▸ **Task description**
Print every line of the records below exactly as it reads.
= = = = =
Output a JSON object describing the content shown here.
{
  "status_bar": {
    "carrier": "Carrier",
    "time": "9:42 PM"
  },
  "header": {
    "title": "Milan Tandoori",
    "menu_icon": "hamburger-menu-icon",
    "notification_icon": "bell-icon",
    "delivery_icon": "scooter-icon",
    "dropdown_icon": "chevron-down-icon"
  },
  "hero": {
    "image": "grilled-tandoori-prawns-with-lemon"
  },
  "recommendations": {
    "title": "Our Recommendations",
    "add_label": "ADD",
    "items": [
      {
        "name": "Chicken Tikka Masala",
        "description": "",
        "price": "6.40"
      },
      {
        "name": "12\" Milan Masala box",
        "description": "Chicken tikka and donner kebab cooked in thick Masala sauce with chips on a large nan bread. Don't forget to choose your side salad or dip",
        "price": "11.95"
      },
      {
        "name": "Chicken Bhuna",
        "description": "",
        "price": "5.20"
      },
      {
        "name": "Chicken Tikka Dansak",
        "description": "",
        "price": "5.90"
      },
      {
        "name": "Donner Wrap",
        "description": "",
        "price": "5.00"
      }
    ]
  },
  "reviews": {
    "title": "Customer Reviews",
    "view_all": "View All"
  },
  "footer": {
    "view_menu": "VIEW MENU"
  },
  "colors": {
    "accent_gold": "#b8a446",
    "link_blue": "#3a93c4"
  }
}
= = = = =
▸ **Reply to the exercise**
Output a JSON object describing the content shown here.
{
  "status_bar": {
    "carrier": "Carrier",
    "time": "9:42 PM"
  },
  "header": {
    "title": "Milan Tandoori",
    "menu_icon": "hamburger-menu-icon",
    "notification_icon": "bell-icon",
    "delivery_icon": "scooter-icon",
    "dropdown_icon": "chevron-down-icon"
  },
  "hero": {
    "image": "grilled-tandoori-prawns-with-lemon"
  },
  "recommendations": {
    "title": "Our Recommendations",
    "add_label": "ADD",
    "items": [
      {
        "name": "Chicken Tikka Masala",
        "description": "",
        "price": "6.40"
      },
      {
        "name": "12\" Milan Masala box",
        "description": "Chicken tikka and donner kebab cooked in thick Masala sauce with chips on a large nan bread. Don't forget to choose your side salad or dip",
        "price": "11.95"
      },
      {
        "name": "Chicken Bhuna",
        "description": "",
        "price": "5.20"
      },
      {
        "name": "Chicken Tikka Dansak",
        "description": "",
        "price": "5.90"
      },
      {
        "name": "Donner Wrap",
        "description": "",
        "price": "5.00"
      }
    ]
  },
  "reviews": {
    "title": "Customer Reviews",
    "view_all": "View All"
  },
  "footer": {
    "view_menu": "VIEW MENU"
  },
  "colors": {
    "accent_gold": "#b8a446",
    "link_blue": "#3a93c4"
  }
}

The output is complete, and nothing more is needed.